Recognizing the Lesser Known Symptoms of Gout
Gout is a type of arthritis that is becoming more common in the U.S. According to WebMD, an estimated 8.3 million people in the U.S. suffer from gout. The disease is likelier to affect men than women, and the risks increase as people age.
Once a person develops gout, there is no cure for the condition. However, it is possible for people to manage their symptoms by taking the medications that are recommended by their doctors and making several changes to their lifestyles.
What Is Gout?
Gout is a form of arthritis in which uric acid crystals build up in the joints. The Centers for Disease Control and Prevention reports that gout commonly affects one joint at a time and is quite painful.
Gout is cyclical and has periods of remission in between flare-ups of the symptoms. When people suffer multiple flare-ups, gout may develop into gouty arthritis, which is a type of arthritis that worsens.
It is possible for people to manage their symptoms. However, there is no cure for the condition.
Gout is characterized by a sudden onset of a flare-up, which can last for as long as several weeks. The condition will normally only affect one joint, and it is often the big toe. It might also affect the ankle, knee and other toe joints. The affected joint may cause the following symptoms:
- Intense pain
If people experience these types of symptoms in a single joint, they should talk to their doctors to learn whether they might have gout.
The primary cause of gout is a condition called hyperuricemia. This is a condition in which the blood has a concentration of uric acid that is too high. The uric acid may then form crystals that are deposited in the joints, leading to gout.
The causes of hyperuricemia leading to gout include the following:
- Alcohol intake
- Using diuretics
- Congestive heart failure
- Eating a diet that contains a high amount of purines
According to the Mayo Clinic, the medical treatments for gout involve taking various medications. The medication that a doctor might recommend will depend on the patient’s overall health and his or her preferences. People may be prescribed medications to help to prevent attacks in the future as well as to manage the symptoms during a flare-up.
There are three primary types of medications that a doctor might prescribe during a gout attack to help people to manage their symptoms.
A doctor may prescribe a higher dose of non-steroidal anti-inflammatory drugs such as ibuprofen or sodium naproxen during the acute stage of a flare-up followed by lower doses for the remaining time of the attack. He or she may also prescribe colchicine, which is a pain-relieving medication that has been shown to work for gout pain. Corticosteroids may also be prescribed to help to reduce the swelling and inflammation in the affected joint.

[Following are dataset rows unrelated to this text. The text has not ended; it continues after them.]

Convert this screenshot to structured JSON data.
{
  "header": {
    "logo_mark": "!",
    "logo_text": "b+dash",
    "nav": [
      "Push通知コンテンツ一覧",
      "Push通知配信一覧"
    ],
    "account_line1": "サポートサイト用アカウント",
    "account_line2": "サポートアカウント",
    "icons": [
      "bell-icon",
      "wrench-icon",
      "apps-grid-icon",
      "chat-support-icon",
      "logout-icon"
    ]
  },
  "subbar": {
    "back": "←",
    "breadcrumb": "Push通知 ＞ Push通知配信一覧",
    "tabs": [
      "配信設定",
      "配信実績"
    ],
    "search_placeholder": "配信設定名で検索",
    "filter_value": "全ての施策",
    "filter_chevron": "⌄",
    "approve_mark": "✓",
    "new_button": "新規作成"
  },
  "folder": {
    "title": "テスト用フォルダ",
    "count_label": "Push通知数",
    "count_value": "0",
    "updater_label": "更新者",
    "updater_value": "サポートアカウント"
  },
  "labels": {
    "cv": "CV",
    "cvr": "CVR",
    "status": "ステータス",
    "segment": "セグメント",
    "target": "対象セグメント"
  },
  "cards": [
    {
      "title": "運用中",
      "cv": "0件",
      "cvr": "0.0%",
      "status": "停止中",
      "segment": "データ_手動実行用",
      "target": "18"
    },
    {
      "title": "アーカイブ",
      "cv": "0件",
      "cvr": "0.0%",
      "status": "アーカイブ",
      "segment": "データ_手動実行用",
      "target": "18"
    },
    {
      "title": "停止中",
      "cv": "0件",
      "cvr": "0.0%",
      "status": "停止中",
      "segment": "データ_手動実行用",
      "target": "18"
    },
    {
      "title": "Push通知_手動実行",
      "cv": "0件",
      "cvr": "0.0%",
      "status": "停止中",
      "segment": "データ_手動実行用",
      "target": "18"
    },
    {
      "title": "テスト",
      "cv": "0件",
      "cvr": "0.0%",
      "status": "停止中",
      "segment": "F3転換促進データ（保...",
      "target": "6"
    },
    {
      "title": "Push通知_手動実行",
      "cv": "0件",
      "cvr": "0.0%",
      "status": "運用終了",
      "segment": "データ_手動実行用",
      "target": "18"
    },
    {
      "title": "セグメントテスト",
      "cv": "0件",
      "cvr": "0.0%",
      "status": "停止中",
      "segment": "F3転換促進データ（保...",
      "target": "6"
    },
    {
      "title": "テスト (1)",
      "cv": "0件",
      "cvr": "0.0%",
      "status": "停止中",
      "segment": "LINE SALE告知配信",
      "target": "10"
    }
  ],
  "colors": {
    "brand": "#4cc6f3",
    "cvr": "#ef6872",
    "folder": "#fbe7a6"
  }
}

The corticosteroids might be in pill form or injected by a doctor directly into the affected joint.
Doctors may also prescribe medications to help to prevent complications from gout. These may include drugs that block the production of uric acid such as allopurinol or febuxostat. These medications help to decrease the level of uric acid in the blood. Medications that enhance the body’s ability to remove uric acid, including lesinurad and probenecid, may also be prescribed. These medications work by increasing the uric acid concentration in the urine while decreasing it in the blood.
There are also some lifestyle changes that doctors might recommend as ways to help patients to manage their gout symptoms and prevent flare-ups. Doctors may recommend that people limit their intake of alcohol and sugary drinks. They should instead make certain to drink plenty of water and other beverages that do not contain alcohol. Gout patients may also be told to limit their intake of foods that are high in purines. These include red meat, seafood, and organ meats. Finally, if the patients are overweight, the doctors may recommend that they go on diets, lose weight and begin exercising regularly.
Gout is a painful condition that is incurable. It is possible for people to manage the symptoms that they might experience by following their doctor’s recommendations. In addition to taking medications to reduce the pain and swelling during flare-ups, doctors may also prescribe medications to help to prevent complications and future flare-ups. By limiting alcohol intake and losing weight, gout patients may also help to reduce the number of gout attacks that they might suffer in the future. People should talk to their doctors to learn more about gout and to obtain proper diagnoses.